According to the National Institutes of Health, close to 20% of Americans suffer from some kind of sleep disorder. That’s a lot of people walking around cranky and groggy!
What are the symptoms of insomnia?
People troubled by insomnia experience difficulty falling asleep, staying asleep, or getting back to sleep when they wake up at a very early hour. In other words, these sleep disturbances cause stress and anxiety and make everyday activities like working, remembering, and thinking clearly very challenging. Insomnia also typically causes irritability and fatigue. Persistent insomnia may also be a contributing factor of depression.
What causes insomnia?
Insomnia is a complex condition that is still being studied…so far we do know that there are certain conditions that make people more prone to insomnia:
- Age – people over 60 are more susceptible
- Gender – females, on average, are more susceptible
- A history of depression can make you more susceptible
What are the main culprits of insomnia?
- Jet lag
- Shift work
- Stimulants like nicotine, caffeine, and alcohol taken too soon before bed
- An overactive thyroid
- Steroid use
- Certain prescription medications (if you’re currently taking any, speak with your doctor about insomnia side effects)
- Restless leg syndrome
- Menopause and hot flashes
- Gastrointestinal conditions, such as heartburn
- Conditions that make it hard to breathe like asthma and sleep apnea
- Chronic pain
As we mentioned, depression is one of the most common causes of chronic insomnia. In these cases, cognitive-behavioral therapy (CBT) can help. CBT targets the thoughts and actions that are disrupting your sleep night after night. This therapeutic strategy encourages good sleep habits while relieving anxiety.
Some therapists may use a combination of relaxation therapy and biofeedback to reduce anxiety in clients, and others may employ different strategies like breathwork and positive thinking.

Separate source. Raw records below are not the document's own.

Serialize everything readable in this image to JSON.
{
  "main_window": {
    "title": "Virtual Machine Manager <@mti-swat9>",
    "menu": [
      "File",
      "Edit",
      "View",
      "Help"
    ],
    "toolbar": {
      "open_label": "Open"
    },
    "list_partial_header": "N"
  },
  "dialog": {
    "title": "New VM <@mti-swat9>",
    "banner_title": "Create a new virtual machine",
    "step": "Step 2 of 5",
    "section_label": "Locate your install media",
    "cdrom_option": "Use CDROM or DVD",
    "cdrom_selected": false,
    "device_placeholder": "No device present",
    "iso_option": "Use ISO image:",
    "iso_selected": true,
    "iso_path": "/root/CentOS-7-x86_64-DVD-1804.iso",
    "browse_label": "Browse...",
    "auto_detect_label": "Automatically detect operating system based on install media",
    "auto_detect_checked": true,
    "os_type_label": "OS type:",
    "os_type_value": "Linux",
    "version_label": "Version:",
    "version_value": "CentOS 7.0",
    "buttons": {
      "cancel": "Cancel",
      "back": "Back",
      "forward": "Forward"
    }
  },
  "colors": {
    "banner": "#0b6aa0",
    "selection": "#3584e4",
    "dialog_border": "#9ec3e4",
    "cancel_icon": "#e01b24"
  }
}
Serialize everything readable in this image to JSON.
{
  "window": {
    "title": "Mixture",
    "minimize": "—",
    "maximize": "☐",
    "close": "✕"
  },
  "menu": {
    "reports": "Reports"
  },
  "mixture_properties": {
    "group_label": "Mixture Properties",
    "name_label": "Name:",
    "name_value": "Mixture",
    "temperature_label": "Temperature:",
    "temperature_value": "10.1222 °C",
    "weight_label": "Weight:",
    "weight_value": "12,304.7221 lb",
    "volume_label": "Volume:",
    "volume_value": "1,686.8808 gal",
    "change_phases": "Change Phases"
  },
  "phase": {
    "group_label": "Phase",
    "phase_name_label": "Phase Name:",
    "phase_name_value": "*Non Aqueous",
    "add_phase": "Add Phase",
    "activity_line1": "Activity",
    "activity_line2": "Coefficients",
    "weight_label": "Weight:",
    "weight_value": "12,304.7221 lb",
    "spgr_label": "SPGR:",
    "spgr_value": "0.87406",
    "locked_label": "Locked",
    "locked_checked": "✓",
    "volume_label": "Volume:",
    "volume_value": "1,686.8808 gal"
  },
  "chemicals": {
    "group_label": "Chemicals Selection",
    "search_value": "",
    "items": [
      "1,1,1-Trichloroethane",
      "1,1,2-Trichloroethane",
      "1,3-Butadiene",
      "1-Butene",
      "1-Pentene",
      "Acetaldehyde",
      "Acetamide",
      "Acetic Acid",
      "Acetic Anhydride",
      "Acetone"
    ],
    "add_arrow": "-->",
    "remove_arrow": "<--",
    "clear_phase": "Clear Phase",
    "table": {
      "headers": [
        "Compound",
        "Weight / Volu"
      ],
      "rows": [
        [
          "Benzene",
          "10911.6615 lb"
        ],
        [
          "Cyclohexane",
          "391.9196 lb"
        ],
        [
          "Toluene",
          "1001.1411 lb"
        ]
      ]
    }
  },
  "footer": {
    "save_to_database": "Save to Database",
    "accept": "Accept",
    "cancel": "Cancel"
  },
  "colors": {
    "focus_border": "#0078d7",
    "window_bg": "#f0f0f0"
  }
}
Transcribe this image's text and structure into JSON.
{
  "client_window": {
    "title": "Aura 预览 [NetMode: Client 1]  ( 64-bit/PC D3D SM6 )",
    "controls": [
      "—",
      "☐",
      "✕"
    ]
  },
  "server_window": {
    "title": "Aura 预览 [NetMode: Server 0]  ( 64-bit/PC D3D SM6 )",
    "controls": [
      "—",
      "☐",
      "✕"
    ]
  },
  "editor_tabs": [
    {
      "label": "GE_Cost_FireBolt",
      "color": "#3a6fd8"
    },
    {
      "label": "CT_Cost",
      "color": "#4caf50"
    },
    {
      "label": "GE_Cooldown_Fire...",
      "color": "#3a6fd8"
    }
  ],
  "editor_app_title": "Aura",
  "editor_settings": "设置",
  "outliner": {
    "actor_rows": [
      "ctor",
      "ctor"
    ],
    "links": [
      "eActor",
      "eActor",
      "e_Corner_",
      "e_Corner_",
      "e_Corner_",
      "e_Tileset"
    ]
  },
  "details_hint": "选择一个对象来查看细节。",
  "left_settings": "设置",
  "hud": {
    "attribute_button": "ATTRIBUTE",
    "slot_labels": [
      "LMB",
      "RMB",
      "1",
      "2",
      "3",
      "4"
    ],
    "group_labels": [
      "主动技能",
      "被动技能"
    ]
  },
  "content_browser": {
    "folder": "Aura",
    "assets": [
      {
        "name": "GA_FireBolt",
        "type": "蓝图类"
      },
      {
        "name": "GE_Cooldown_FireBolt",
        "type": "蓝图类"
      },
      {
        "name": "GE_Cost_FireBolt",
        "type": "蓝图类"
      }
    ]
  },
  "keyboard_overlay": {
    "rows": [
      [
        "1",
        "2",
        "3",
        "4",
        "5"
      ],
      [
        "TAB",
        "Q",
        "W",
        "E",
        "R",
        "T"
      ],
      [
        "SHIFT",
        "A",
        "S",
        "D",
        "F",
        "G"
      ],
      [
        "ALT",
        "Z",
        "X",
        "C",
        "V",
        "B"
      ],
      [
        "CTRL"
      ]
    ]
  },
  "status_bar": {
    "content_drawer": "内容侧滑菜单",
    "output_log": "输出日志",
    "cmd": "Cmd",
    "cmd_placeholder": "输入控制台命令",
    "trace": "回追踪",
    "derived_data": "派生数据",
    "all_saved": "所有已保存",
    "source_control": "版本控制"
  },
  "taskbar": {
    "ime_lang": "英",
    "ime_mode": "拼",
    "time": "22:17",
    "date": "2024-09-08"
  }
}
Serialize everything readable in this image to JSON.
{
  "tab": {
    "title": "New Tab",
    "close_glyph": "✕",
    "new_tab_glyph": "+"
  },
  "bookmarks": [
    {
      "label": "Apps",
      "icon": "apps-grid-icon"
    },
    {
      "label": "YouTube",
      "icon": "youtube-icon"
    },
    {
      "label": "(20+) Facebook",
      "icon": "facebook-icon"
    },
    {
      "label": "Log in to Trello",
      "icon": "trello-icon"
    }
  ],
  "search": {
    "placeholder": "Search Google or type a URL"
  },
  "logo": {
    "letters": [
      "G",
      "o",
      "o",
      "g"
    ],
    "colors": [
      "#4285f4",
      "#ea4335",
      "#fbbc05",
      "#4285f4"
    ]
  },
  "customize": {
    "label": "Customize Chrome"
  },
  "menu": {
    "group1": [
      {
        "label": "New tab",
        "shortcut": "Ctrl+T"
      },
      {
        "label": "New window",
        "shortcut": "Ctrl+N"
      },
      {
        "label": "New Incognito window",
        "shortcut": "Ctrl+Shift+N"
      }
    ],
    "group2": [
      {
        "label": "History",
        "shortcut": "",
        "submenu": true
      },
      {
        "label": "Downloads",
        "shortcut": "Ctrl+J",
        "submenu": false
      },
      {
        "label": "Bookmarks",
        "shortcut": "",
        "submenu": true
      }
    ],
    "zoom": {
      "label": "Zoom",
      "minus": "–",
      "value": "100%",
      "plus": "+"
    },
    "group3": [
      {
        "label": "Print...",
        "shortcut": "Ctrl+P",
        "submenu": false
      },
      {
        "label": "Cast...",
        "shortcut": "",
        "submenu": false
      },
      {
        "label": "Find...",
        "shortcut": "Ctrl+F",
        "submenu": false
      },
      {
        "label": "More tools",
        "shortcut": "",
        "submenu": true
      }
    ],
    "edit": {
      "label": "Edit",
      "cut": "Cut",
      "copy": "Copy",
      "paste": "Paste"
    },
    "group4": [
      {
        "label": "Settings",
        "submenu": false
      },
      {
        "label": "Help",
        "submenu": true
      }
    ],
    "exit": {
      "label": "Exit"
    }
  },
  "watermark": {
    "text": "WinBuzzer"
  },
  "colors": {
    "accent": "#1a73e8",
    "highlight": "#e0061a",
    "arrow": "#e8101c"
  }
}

In addition, therapists recognize that each client is an individual with individual needs. One-on-one talking therapy will help a therapist determine the specific causes – in some cases, there may be multiple culprits – and put together a comprehensive strategy for relief.
Above all, if you are suffering from insomnia and would like to explore cognitive behavioral therapy, please get in touch with us.
About the author(s)
Karen is the founder and Clinical Director of Cohesive Therapy NYC. She earned a Masters in Social Work from New York University and has extensive training in Hypnosis, Anxiety, Cognitive Behavioral Therapy, Brainspotting, and DGBI. She is a member of the Institute of Certified Anxiety Treatment Professionals, The Rome Foundation, the National Association of Social Workers, The Crohn's and Colitis Foundation, and the American Social of Clinical Hypnosis.